Culture Capital offers these services through partnerships with local nonprofit CityWide and Flyer Consulting, a student-run business support firm at the University of Dayton.

“I was so scared to take out a loan,” Miles said. “I think a lot of people have the same fears that I had when I started.”

Investing in West Dayton businesses and residents

The microloan program and the Greater West Dayton Incubator serve parts of the city that have suffered decades of disinvestment.

The West Dayton area includes Arlington Heights, Carillon, Edgemont, Fairland, Five Points, Germantown Meadows, Highview Hills, Lakeview, Little Richmond, McFarlane, Madden Hills, Miami Chapel, Pineview, Residence Park, Roosevelt, Stone consists of a collection of 19 districts. Ridge, Westwood, Wolf Creek, Wright Dunbar Village.

Veronica Morris, the city’s economic development supervisor, noted that, like the rest of Dayton, communities on the west side have been affected by unemployment and industrial change over the past decade.

Economy Linen and Towel Service has built a $21 million facility in West Dayton.  (Photo credit: City of Dayton)

Economy Linen and Towel Service has built a $21 million facility in West Dayton. (Photo credit: City of Dayton)

“Dayton as a whole has moved from being a city that is thriving in auto manufacturing to one that is looking to other types of industries such as healthcare, education and advanced manufacturing,” Morris said.

Significant investments have been made in recent years to meet the evolving needs of the West through a combination of city and community partnerships.

In the last three to four years alone, West Dayton has benefited from $110 million worth of investments, significantly boosting home prices in several areas and creating new job opportunities for existing and new residents.
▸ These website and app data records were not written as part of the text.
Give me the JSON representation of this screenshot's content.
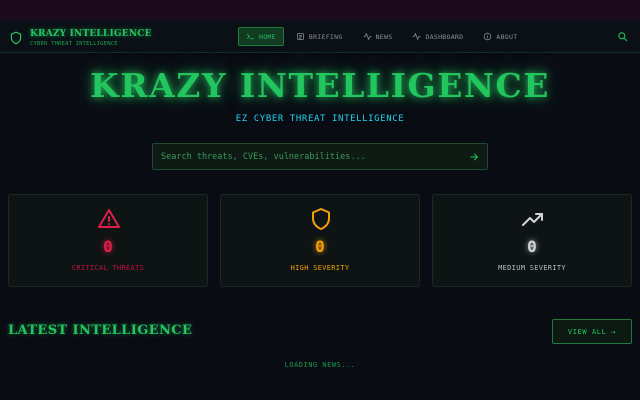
{
  "navbar": {
    "brand_title": "KRAZY INTELLIGENCE",
    "brand_subtitle": "CYBER THREAT INTELLIGENCE",
    "items": [
      {
        "label": "HOME",
        "icon": "terminal-icon",
        "active": true
      },
      {
        "label": "BRIEFING",
        "icon": "newspaper-icon",
        "active": false
      },
      {
        "label": "NEWS",
        "icon": "activity-icon",
        "active": false
      },
      {
        "label": "DASHBOARD",
        "icon": "activity-icon",
        "active": false
      },
      {
        "label": "ABOUT",
        "icon": "info-icon",
        "active": false
      }
    ]
  },
  "hero": {
    "title": "KRAZY INTELLIGENCE",
    "subtitle": "EZ CYBER THREAT INTELLIGENCE"
  },
  "search": {
    "placeholder": "Search threats, CVEs, vulnerabilities..."
  },
  "stats": [
    {
      "value": "0",
      "label": "CRITICAL THREATS",
      "icon": "alert-triangle-icon",
      "color": "#e11d48"
    },
    {
      "value": "0",
      "label": "HIGH SEVERITY",
      "icon": "shield-icon",
      "color": "#f59e0b"
    },
    {
      "value": "0",
      "label": "MEDIUM SEVERITY",
      "icon": "trending-up-icon",
      "color": "#d1d5db"
    }
  ],
  "latest": {
    "title": "LATEST INTELLIGENCE",
    "view_all": "VIEW ALL →",
    "loading": "LOADING NEWS..."
  },
  "colors": {
    "accent": "#22c55e",
    "cyan": "#22d3ee",
    "background": "#0a0c14"
  }
}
Mr. Morris said it was dropped.

She highlighted the $34 million investment by Five Rivers Health Center in Edgemont and the $21 million facility of Economy Linen and Towel Services, which has brought about 85 jobs and residents to West Dayton.

Morris also highlighted West Social Tap and Table, a food incubator that provides growth and development opportunities for small food businesses while improving the quality of life for its residents by offering new dining options. did.
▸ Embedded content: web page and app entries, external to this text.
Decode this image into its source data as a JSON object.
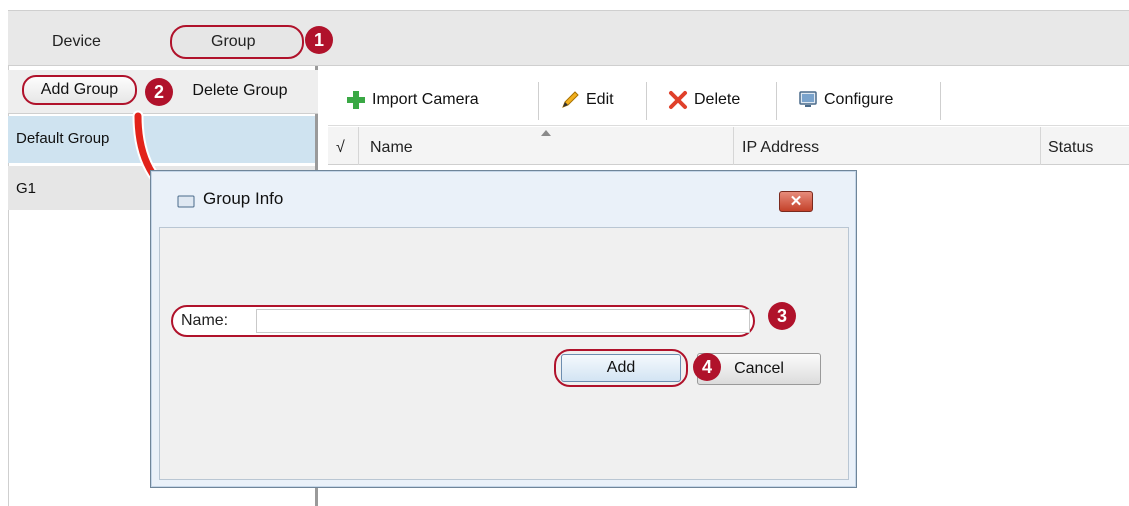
{
  "top_tabs": {
    "device": "Device",
    "group": "Group"
  },
  "left_panel": {
    "add_group": "Add Group",
    "delete_group": "Delete Group",
    "groups": [
      "Default Group",
      "G1"
    ]
  },
  "toolbar": {
    "import_camera": "Import Camera",
    "edit": "Edit",
    "delete": "Delete",
    "configure": "Configure"
  },
  "table": {
    "check_header": "√",
    "columns": [
      "Name",
      "IP Address",
      "Status"
    ]
  },
  "dialog": {
    "title": "Group Info",
    "close_glyph": "✕",
    "name_label": "Name:",
    "name_value": "",
    "add_button": "Add",
    "cancel_button": "Cancel"
  },
  "callouts": [
    "1",
    "2",
    "3",
    "4"
  ],
  "colors": {
    "accent_red": "#b0122b",
    "selected_row": "#cfe3f0",
    "arrow_red": "#e2231a"
  },
  "icons": {
    "import": "plus-icon",
    "edit": "pencil-icon",
    "delete": "x-icon",
    "configure": "monitor-icon",
    "dialog": "group-info-icon"
  }
}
“Over the past few years, new economic opportunities have moved steadily beyond the city center and into West Dayton,” said City Commissioner Christopher Shaw. “We are excited about the job growth and new development we are seeing in West Dayton that will benefit both longtime residents and new residents.”

A city ‘built on the backs of entrepreneurs’
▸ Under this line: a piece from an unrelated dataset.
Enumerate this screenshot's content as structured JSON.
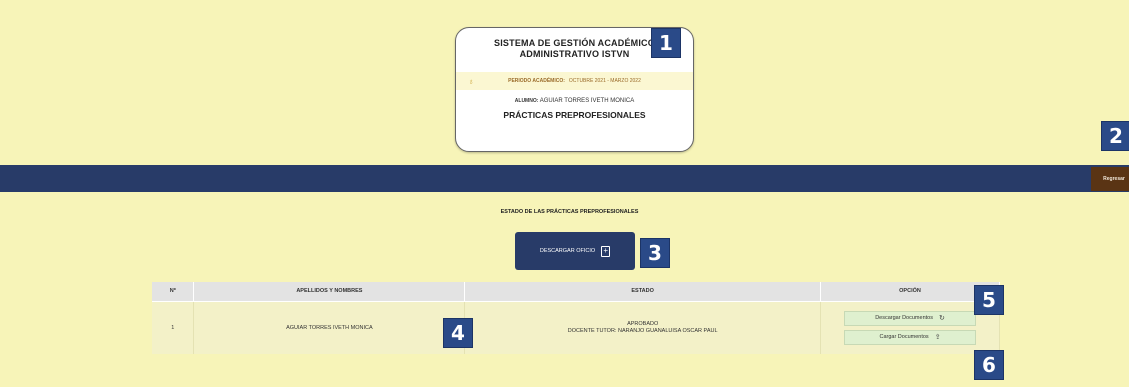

While large investments are important to West Dayton’s continued revival, Morris feels that small businesses have an equally important role to play.

“Dayton was built on the backs of entrepreneurs,” she said, adding that entrepreneurs and small business owners continue “the spirit of innovation demonstrated by the Wright brothers and Charles Kettering.” I was.

West Social Tap and Table is a small business food incubator in West Dayton.  (Photo credit: City of Dayton)

West Social Tap and Table is a small business food incubator in West Dayton. (Photo credit: City of Dayton)

These businesses also provide stable employment opportunities for city residents, Morris said. The owners of these businesses also tend to live locally, she said.

To get the most out of these small business investments, Dayton leaders worked with residents to create the Greater West Dayton Incubator. It opened in 2020 amid the COVID pandemic, so we won’t be able to celebrate its official grand opening until December 2021.

Inspired by the university’s religious values, the incubator pays special attention to supporting low-income residents, Main Street, and lifestyle businesses. We are also looking for “social ventures that advance the common good.” Incubator website.

Incubators will give preference to entrepreneurs and business owners who have participated in one of the other Greater West Dayton Incubator Programs or Services.

For example, Miles learned about financing opportunities through the Greater West Dayton Incubator’s Business Blitz and other programs.

Anyone interested in applying for a Cultural Capital Microloan can apply. Online at